Required work: Every line of the entries below that carries the string "SPSS" should be copied.

== Listed entries

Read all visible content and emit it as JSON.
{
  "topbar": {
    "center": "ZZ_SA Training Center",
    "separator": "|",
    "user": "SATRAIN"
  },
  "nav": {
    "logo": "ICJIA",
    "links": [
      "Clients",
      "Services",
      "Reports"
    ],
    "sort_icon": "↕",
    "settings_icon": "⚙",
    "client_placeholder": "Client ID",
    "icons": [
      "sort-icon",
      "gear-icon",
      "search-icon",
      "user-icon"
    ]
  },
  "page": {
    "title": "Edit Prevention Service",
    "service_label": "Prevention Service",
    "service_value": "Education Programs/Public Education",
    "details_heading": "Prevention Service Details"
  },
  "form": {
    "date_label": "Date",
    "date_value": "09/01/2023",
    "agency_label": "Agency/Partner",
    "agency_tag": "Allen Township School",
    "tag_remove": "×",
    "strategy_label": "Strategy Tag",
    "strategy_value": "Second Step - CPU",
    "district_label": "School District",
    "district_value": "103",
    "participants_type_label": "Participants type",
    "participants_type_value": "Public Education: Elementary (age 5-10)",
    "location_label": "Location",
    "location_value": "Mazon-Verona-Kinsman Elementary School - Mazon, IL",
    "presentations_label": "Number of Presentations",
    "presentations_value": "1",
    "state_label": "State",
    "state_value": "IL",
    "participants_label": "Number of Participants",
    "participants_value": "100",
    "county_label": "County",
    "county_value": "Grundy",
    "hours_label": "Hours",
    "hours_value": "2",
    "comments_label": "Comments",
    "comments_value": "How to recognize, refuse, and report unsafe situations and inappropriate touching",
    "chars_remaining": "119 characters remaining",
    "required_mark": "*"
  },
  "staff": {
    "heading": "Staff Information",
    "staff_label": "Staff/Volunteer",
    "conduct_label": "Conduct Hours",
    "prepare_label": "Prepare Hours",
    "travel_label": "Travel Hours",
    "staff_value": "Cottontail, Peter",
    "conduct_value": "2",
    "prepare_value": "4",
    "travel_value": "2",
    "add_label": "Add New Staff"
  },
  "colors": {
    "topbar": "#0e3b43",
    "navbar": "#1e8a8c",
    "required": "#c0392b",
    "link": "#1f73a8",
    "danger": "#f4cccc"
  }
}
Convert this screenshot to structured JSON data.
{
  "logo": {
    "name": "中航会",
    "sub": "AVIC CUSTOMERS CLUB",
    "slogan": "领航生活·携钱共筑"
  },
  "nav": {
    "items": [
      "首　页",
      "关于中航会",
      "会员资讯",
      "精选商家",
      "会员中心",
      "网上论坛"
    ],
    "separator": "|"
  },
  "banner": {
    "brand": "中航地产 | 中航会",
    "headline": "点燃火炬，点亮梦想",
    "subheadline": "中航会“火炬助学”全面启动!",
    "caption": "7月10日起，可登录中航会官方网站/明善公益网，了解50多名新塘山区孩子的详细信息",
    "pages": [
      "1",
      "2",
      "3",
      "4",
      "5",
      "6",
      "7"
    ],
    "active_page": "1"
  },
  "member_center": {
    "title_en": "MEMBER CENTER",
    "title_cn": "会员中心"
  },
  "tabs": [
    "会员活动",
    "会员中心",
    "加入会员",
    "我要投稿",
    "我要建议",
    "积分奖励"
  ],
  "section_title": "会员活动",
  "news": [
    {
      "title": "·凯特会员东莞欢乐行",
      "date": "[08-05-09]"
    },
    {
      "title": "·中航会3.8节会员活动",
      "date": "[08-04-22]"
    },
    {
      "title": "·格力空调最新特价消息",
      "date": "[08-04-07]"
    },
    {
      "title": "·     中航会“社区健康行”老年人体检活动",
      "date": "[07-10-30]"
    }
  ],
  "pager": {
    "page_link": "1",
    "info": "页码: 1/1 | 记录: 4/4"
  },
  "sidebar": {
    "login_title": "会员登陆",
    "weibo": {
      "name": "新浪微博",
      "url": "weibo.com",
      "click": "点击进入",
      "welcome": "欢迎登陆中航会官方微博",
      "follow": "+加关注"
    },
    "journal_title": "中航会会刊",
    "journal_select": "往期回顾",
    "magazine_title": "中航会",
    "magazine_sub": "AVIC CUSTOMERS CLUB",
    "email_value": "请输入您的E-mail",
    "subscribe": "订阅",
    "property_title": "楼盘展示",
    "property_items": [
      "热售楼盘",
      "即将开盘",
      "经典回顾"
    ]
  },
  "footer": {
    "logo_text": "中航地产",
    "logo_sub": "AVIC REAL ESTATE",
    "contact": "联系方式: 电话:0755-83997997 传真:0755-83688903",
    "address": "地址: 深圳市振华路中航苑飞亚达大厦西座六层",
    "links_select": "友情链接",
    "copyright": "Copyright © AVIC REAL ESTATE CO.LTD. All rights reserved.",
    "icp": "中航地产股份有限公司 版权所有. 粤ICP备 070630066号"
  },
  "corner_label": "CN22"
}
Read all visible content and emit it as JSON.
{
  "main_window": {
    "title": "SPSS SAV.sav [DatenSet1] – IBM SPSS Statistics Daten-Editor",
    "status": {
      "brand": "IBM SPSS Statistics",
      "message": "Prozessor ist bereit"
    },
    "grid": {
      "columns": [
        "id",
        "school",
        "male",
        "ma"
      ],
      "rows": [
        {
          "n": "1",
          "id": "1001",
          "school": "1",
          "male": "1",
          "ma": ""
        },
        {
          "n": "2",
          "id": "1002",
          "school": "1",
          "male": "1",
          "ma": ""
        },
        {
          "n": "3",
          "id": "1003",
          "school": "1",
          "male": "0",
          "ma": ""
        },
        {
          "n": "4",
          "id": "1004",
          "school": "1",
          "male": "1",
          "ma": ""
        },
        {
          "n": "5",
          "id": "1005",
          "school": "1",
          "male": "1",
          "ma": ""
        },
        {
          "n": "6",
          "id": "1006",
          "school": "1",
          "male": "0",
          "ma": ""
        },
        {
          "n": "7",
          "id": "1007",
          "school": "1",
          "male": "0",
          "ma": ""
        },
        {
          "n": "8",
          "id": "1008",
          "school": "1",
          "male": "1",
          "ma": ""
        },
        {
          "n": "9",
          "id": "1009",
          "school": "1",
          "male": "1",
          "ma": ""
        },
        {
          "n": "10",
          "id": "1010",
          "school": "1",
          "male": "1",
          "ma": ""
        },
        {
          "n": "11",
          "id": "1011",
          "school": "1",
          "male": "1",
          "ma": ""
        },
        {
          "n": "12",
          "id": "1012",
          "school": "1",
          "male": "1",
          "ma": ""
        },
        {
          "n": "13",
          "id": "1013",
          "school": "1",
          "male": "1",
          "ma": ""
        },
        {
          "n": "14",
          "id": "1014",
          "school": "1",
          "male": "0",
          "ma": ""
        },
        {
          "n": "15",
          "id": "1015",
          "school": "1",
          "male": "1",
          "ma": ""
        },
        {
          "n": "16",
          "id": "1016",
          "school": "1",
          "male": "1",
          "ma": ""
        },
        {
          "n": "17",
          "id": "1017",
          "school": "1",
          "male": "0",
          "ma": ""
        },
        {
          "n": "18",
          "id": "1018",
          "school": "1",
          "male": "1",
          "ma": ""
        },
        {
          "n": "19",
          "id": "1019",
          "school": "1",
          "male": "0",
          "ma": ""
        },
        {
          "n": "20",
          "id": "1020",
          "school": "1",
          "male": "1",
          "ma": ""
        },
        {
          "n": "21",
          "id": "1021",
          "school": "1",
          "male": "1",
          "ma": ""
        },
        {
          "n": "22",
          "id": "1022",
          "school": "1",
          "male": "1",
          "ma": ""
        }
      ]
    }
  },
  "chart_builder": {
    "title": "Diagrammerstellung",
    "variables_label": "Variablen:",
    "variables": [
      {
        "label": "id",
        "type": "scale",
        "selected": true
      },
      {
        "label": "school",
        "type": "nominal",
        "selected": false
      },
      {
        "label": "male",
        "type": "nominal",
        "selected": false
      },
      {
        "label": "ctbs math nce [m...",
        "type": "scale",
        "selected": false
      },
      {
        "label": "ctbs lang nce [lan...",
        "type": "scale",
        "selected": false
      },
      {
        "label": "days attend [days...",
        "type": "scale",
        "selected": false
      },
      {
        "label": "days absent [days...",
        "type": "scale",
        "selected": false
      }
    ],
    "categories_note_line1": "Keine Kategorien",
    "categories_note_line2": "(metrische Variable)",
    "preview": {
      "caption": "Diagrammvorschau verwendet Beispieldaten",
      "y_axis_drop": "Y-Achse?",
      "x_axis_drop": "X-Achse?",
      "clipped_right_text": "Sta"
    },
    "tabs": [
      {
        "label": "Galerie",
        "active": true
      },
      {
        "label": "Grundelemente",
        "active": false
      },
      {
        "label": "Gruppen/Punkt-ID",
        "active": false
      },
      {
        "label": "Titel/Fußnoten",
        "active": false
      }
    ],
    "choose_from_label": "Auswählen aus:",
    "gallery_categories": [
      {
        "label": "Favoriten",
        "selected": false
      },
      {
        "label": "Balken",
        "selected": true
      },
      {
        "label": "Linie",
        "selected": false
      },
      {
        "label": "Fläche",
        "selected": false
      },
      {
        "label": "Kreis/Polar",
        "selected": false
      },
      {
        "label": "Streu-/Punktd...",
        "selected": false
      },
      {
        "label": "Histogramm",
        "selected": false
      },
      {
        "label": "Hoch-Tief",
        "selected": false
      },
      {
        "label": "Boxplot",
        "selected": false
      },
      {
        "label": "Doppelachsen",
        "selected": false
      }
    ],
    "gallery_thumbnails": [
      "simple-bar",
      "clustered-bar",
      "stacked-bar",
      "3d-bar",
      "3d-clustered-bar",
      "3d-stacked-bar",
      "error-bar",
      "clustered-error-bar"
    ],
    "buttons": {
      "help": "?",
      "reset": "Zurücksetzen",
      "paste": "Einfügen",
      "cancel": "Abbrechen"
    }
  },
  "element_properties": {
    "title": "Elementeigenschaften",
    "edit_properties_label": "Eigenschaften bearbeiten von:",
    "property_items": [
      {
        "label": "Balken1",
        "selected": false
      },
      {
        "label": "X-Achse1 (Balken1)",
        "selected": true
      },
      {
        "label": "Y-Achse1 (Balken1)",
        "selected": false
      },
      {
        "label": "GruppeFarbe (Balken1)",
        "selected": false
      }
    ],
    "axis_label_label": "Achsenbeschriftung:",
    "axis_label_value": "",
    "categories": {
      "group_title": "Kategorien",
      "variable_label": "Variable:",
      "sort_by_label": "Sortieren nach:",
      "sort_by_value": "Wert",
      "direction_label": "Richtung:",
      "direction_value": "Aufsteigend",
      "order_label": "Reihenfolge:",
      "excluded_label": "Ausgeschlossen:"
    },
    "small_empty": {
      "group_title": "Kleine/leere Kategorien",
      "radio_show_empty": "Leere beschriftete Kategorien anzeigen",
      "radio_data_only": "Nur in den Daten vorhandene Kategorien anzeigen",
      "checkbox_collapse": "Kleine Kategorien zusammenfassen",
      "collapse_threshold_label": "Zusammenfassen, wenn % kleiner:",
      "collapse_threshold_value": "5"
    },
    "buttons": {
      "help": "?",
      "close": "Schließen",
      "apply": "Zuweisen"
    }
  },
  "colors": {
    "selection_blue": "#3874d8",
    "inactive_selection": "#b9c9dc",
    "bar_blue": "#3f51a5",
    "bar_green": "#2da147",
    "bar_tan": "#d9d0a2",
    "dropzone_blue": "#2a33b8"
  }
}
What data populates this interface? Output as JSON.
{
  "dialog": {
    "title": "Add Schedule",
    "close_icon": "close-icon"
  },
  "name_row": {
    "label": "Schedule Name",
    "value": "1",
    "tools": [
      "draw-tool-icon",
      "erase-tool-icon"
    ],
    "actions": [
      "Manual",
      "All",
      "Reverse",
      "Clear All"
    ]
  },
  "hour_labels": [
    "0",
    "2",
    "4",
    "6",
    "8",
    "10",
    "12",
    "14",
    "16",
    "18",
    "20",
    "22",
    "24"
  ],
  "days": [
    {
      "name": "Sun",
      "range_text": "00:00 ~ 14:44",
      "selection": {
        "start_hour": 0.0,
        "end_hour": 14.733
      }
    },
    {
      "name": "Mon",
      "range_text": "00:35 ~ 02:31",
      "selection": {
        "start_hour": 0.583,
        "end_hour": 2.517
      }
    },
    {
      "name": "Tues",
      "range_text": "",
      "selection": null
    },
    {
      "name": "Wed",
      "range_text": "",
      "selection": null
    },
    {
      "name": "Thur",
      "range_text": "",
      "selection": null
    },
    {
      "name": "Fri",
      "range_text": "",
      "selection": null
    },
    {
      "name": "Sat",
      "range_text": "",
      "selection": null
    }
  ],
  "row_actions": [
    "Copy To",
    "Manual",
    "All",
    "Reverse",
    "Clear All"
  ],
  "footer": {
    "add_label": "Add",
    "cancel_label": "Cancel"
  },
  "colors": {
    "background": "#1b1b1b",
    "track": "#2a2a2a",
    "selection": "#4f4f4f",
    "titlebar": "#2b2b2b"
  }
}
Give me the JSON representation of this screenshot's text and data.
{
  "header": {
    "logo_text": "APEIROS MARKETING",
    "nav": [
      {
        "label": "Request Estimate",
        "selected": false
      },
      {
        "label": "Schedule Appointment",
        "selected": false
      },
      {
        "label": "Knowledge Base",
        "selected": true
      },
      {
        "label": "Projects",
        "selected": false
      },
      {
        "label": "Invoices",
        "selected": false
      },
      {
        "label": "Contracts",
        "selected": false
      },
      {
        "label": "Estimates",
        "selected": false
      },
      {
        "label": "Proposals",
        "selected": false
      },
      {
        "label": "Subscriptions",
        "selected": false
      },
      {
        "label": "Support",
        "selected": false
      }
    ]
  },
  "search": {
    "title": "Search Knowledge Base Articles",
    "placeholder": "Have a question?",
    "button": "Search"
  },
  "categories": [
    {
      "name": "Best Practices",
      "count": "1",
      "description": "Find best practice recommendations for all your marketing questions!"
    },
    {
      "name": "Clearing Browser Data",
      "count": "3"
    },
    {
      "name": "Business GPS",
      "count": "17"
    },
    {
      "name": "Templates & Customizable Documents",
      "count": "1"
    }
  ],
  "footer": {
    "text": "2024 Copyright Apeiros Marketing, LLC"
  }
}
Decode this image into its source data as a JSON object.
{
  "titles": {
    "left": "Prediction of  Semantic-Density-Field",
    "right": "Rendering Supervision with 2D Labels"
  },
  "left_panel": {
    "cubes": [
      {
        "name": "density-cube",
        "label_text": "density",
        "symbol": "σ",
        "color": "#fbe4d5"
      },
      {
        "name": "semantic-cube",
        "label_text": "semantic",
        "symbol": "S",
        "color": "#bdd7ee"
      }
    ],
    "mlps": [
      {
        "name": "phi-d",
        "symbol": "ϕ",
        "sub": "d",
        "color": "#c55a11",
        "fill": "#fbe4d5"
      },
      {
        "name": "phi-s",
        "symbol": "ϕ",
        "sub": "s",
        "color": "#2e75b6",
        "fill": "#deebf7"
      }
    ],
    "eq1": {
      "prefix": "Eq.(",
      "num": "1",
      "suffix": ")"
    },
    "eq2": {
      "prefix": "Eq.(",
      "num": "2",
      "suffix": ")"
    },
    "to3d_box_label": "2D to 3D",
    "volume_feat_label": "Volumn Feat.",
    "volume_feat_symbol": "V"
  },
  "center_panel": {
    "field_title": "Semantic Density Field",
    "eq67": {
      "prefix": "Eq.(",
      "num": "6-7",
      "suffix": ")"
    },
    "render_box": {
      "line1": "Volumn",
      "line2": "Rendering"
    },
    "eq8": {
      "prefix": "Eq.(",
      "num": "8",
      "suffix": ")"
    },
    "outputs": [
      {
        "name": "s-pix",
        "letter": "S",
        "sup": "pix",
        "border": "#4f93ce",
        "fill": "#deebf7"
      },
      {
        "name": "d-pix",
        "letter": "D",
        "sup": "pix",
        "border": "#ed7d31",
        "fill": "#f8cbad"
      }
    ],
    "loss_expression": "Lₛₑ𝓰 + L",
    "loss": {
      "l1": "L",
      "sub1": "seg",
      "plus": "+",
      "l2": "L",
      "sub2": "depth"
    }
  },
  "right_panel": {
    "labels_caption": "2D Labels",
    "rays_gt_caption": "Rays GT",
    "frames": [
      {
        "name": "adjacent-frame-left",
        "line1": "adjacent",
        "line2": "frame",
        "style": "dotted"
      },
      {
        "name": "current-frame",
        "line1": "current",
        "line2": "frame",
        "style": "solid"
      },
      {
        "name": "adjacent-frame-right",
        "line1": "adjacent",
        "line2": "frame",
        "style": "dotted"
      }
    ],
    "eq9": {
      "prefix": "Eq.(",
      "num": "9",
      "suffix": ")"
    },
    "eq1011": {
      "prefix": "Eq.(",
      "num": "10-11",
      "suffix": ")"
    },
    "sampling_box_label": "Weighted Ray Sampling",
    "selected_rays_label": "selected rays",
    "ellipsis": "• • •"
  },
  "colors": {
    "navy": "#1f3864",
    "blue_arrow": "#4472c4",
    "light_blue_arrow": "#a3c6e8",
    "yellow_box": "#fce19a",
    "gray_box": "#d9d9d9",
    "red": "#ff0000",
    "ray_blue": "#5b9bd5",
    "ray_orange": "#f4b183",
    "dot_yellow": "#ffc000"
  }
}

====

Completed exercise:
    "title": "SPSS SAV.sav [DatenSet1] – IBM SPSS Statistics Daten-Editor",
      "brand": "IBM SPSS Statistics",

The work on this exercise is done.